The third argument (and admittedly the most speculative) relates to the description of Peter and the Beloved Disciple racing to the tomb on Resurrection Sunday. We are told that the Beloved Disciple reached the tomb first, but did not enter the tomb right away. Peter entered first, and then the Beloved Disciple entered. My question about this scene is: why the details about racing and stopping and entering? Suggestions have been made (though equally speculative) that this scene shows us that the Beloved Disciple was younger than Peter (hence faster), or that Peter held authority (really? one needs authority to enter the tomb?). Yet, I want to suggest that the Beloved Disciple hesitated in entering because he did not want to go back into a tomb. Call me fanciful, but why else narrate this scene as such?
Of course, stepping away from tradition is difficult. Thus, I only suggest this tentatively. The best argument I’ve received against this position (over a delicious lunch of all you can eat Chinese food with Darrell Bock) is that the Synoptic tradition records that only the twelve disciples were present in the upper room. That’s a good argument, but again, my concern is with the internal narrative of the Fourth Gospel so it does not ultimately persuade me (although it probably should). It is also tough to consider that the Apostle John, one of the three pillars of the early church (Gal 2.9), would not have contributed to a Gospel in some way. Some suggest on the basis of anonymity that John must be the author (since the other Apostles are named). However, reference is made to the ‘sons of Zebedee’ in Jn 21.2 so there isn’t true anonymity if John wrote it (and this argument couldn’t rule out James!). Furthermore, it is curious why John the Baptist is referred to simply as ‘John’ in this Gospel and never as ‘John the Baptist’ (Jn 1.6, 15, 19, 26, 32, 35, 40; 3.23, 24, 25, 26, 27). This is all the more striking if the author of this Gospel was also named John. One might expect a title like ‘the Baptist’ for the sake of clarity (not to mention the Gospel tradition). What’s more, where are the key events from the Synoptics that the Apostle John experienced, like the Transfiguration? Wouldn’t such an event fit the author’s emphasis on the glory of Christ quite nicely? Perhaps the author of this Gospel was not present at that event? Perhaps Lazarus’ authorship might be the key to many of the divergences between the Fourth Gospel and the Synoptics?
By way of ending this discussion, I’d like to suggest ways to move forward with this issue. It is possible, that although the Beloved Disciple could be Lazarus, the Gospel may have been written by someone else. The epilogue of the Gospel appears to connect the author and the Beloved Disciple (Jn 21.24), yet the first person plurals in this verse suggest the presence of a community or other influences behind the author. Perhaps the situation is much like the Gospel of Mark. Peter himself did not write the Gospel, but tradition suggests that he oversaw Mark’s composition. Considering the parallels of language between the Fourth Gospel and the epistles of John (which are attributed to a figure named John), perhaps the Apostle John helped to oversee Lazarus’ composition of the Fourth Gospel?

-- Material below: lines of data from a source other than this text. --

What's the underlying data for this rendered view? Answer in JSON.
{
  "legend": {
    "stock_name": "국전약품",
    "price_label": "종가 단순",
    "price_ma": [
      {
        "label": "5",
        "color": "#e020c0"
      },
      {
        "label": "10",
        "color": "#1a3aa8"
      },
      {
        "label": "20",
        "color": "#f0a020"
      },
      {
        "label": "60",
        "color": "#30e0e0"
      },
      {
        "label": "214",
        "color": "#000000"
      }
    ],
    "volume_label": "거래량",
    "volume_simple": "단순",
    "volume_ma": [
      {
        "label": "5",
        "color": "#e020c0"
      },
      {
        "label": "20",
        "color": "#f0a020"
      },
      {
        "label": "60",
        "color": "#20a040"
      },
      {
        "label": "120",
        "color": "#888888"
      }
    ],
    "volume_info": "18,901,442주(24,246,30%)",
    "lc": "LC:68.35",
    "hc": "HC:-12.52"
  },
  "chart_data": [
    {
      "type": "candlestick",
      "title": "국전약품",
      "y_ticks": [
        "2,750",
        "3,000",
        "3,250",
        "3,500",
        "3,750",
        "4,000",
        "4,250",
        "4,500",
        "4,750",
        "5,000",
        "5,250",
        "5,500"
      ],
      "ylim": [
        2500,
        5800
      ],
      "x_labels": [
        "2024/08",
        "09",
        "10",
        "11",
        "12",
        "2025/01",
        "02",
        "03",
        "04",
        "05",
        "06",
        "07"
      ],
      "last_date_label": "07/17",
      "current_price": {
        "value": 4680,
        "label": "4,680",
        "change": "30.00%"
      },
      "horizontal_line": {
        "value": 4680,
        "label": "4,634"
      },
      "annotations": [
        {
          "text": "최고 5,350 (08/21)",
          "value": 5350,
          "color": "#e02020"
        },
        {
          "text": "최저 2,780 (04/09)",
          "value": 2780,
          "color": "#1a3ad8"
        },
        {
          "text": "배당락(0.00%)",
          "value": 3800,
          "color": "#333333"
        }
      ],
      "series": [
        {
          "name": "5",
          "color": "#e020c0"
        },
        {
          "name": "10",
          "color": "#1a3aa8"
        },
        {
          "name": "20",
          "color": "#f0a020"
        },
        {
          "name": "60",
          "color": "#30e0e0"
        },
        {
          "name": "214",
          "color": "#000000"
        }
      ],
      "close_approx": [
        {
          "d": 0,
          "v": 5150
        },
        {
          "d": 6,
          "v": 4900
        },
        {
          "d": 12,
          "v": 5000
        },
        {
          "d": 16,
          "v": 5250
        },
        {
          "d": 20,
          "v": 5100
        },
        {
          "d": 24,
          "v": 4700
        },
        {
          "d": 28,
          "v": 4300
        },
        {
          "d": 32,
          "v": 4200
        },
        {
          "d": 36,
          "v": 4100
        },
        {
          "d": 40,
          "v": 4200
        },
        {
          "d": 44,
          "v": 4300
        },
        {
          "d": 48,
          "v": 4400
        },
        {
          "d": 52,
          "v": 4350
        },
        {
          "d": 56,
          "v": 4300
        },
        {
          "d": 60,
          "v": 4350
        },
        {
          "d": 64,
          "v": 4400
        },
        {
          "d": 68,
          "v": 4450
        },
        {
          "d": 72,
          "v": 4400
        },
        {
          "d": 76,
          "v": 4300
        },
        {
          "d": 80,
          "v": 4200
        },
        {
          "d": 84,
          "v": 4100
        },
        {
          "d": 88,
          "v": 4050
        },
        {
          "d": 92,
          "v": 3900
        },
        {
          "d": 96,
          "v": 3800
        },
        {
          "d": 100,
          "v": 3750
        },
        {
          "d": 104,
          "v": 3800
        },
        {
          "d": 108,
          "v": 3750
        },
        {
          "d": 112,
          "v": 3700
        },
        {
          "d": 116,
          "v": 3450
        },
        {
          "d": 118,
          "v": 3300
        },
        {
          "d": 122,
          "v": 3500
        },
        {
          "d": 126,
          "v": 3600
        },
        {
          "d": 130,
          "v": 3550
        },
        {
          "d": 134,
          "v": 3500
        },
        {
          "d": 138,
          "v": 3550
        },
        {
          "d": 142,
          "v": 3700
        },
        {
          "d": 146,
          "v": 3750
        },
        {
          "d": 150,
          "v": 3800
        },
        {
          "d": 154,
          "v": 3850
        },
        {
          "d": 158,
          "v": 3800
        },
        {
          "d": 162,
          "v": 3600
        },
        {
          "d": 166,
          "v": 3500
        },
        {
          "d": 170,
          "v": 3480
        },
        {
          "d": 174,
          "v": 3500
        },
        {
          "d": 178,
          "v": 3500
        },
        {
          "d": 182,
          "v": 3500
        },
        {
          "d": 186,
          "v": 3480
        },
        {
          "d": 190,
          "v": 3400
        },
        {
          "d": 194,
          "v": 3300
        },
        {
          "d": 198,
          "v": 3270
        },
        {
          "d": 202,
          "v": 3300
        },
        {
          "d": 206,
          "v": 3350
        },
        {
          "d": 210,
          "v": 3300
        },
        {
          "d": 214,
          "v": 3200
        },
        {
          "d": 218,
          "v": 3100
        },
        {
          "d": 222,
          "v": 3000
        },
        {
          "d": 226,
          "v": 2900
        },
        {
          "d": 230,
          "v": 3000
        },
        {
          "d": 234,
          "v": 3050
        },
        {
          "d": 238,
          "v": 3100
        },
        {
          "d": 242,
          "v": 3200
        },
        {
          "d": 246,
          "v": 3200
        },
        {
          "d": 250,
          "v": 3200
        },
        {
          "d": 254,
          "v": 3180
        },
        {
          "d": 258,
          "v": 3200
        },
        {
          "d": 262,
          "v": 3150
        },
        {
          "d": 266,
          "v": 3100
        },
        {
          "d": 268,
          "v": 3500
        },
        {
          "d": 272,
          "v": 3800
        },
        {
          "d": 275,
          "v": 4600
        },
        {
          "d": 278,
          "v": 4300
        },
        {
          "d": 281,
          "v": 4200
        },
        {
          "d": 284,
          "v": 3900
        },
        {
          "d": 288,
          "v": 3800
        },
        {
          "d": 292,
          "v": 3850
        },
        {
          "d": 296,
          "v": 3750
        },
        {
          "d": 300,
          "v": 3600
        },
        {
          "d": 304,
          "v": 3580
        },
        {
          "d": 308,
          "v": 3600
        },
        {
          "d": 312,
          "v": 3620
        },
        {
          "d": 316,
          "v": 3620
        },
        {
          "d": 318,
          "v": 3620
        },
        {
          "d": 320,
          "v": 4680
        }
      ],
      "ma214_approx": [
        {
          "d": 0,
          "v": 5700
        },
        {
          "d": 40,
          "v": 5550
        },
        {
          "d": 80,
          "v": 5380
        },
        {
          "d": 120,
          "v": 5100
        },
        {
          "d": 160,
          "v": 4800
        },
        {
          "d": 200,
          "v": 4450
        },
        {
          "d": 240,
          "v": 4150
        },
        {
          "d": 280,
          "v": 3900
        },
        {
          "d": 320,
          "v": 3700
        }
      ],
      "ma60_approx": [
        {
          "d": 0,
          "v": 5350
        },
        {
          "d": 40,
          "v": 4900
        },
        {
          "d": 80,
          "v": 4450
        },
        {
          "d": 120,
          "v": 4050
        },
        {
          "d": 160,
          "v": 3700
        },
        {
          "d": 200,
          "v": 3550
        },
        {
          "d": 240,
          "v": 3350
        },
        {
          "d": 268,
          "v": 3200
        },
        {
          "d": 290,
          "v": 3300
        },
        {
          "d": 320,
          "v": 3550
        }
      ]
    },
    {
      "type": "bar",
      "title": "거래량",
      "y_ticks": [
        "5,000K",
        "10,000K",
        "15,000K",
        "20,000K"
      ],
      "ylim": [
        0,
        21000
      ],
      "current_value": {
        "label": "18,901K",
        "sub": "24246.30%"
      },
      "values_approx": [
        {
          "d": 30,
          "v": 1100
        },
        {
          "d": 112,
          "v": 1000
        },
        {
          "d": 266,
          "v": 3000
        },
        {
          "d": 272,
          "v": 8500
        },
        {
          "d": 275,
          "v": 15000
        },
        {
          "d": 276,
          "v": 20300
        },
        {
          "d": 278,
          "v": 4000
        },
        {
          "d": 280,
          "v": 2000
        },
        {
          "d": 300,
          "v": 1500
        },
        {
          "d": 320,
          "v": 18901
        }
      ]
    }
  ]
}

These are my thoughts on this issue. Now tell me why I’m wrong! : )